GE What Works Conference Interactives

Interactive Installation + Gestural Interface

NOTICE – This project was completed while working at Unified Field Inc. All rights to the project belong to Unified Field Inc. and the client.
Unified Field Inc. Portfolio Link

On February 13-16, 2012 G.E. hosted a conference on the issue of American Competitiveness at the Mellon Auditorium in Washington D.C. Unified Field developed a number of innovative programs that included gesture-based presentations, multi-touch projection tables, mediascapes and an immersive interactive environment that connected the key job-creation initiatives of G.E. to its target audience. Visitors included members of Congress and senior G.E. managers in addition to the general public.

We used the Microsoft Kinect for gesture recognition in the two projected wall interactives and for the two top-down projected multitouch tables. I developed an app that could be used in either configuration and would communicate with the front-end Adobe AIR apps over UDP. The table touch-tracking app included a sophisticated masking feature that could accommodate the custom shapes of the physical tables. I also developed the front-end graphics software for the two tables. The tables were also 12 feet across so the projector and Kinect were mounted on a truss 25 feet and 12 feet above the table respectively. This project was completed on a tight deadline, the time we were allowed to install and test our software onsite before the conference was cut down from five days to twelve hours.

The second table I developed software for would display the countries that certain G.E. products were shipped to, and describe job growth for G.E. in the United States. © Unified Field Inc.
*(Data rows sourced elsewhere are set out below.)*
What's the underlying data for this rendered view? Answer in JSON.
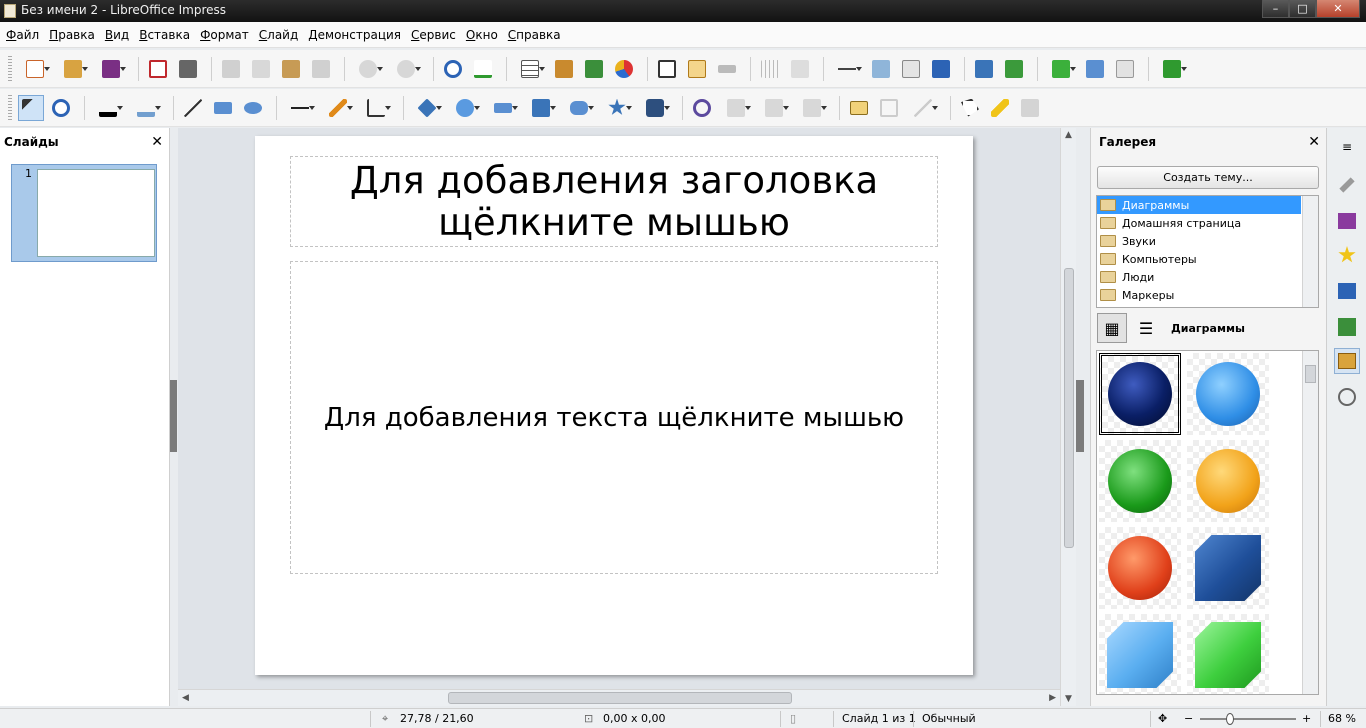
{
  "window": {
    "title": "Без имени 2 - LibreOffice Impress",
    "controls": [
      "minimize",
      "maximize",
      "close"
    ]
  },
  "menu": [
    "Файл",
    "Правка",
    "Вид",
    "Вставка",
    "Формат",
    "Слайд",
    "Демонстрация",
    "Сервис",
    "Окно",
    "Справка"
  ],
  "slides_pane": {
    "title": "Слайды",
    "close_glyph": "✕",
    "slides": [
      {
        "number": "1"
      }
    ]
  },
  "slide": {
    "title_placeholder": "Для добавления заголовка щёлкните мышью",
    "body_placeholder": "Для добавления текста щёлкните мышью"
  },
  "gallery": {
    "title": "Галерея",
    "close_glyph": "✕",
    "create_theme_label": "Создать тему...",
    "themes": [
      "Диаграммы",
      "Домашняя страница",
      "Звуки",
      "Компьютеры",
      "Люди",
      "Маркеры"
    ],
    "selected_theme": "Диаграммы",
    "caption": "Диаграммы",
    "items": [
      {
        "shape": "ball",
        "color": "#0a1f66"
      },
      {
        "shape": "ball",
        "color": "#2f8ee6"
      },
      {
        "shape": "ball",
        "color": "#1a9a1a"
      },
      {
        "shape": "ball",
        "color": "#f2a31a"
      },
      {
        "shape": "ball",
        "color": "#e0401a"
      },
      {
        "shape": "cube",
        "color": "#1f4f9a"
      },
      {
        "shape": "cube",
        "color": "#5aaef0"
      },
      {
        "shape": "cube",
        "color": "#3ecf3e"
      }
    ]
  },
  "statusbar": {
    "position": "27,78 / 21,60",
    "size": "0,00 x 0,00",
    "slide_info": "Слайд 1 из 1",
    "layout": "Обычный",
    "zoom": "68 %"
  },
  "colors": {
    "accent": "#3399ff",
    "titlebar": "#1e1e1e",
    "workspace": "#dfe3e8"
  }
}
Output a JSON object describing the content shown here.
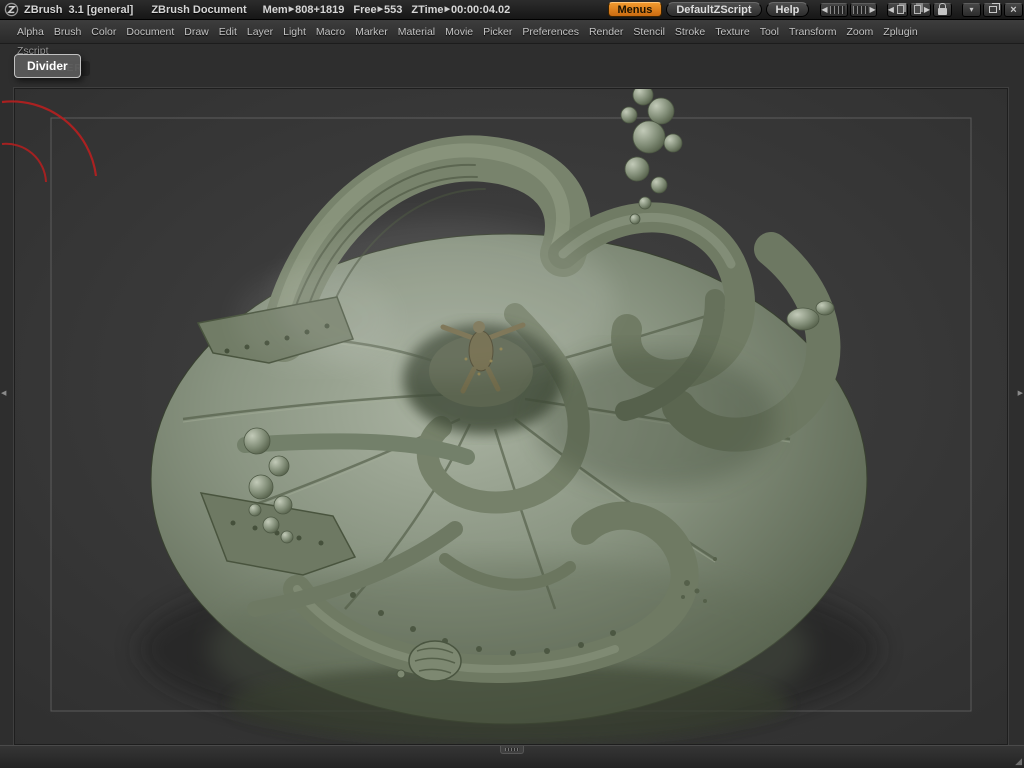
{
  "colors": {
    "accent_orange": "#e8881e",
    "titlebar_bg": "#1c1c1c",
    "menubar_bg": "#333333",
    "workspace_bg": "#2e2e2e",
    "canvas_bg": "#383838",
    "sculpt_base_light": "#a8b2a0",
    "sculpt_base_mid": "#87927f",
    "sculpt_base_dark": "#47523f",
    "red_arc": "#b81f1f",
    "frame_line": "#8f8f8f"
  },
  "titlebar": {
    "app_name": "ZBrush",
    "version": "3.1 [general]",
    "document_title": "ZBrush Document",
    "stats": [
      {
        "label": "Mem",
        "value": "808+1819"
      },
      {
        "label": "Free",
        "value": "553"
      },
      {
        "label": "ZTime",
        "value": "00:00:04.02"
      }
    ],
    "menus_button": "Menus",
    "zscript_button": "DefaultZScript",
    "help_button": "Help"
  },
  "menubar": {
    "items": [
      "Alpha",
      "Brush",
      "Color",
      "Document",
      "Draw",
      "Edit",
      "Layer",
      "Light",
      "Macro",
      "Marker",
      "Material",
      "Movie",
      "Picker",
      "Preferences",
      "Render",
      "Stencil",
      "Stroke",
      "Texture",
      "Tool",
      "Transform",
      "Zoom",
      "Zplugin"
    ],
    "wrapped_item": "Zscript"
  },
  "workspace": {
    "divider_label": "DIVIDER",
    "divider_tooltip": "Divider"
  },
  "icons": {
    "stat_sep": "▶",
    "left_arrow": "◀",
    "right_arrow": "▶",
    "chevron_down": "▾",
    "close": "×",
    "edge_left": "◀",
    "edge_right": "▶",
    "resize_grip": "◢"
  }
}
For this wall-based interactive we created a gesture library of about a half dozen different gestures that were specific to the G.E. content. The images below show an arms-out flying gesture to fly the fuel-optimized G.E. flight path, and a overhead rotation gesture that included stretching and pinching to explode and compress the parts of the new G.E. jet engine. © Unified Field Inc.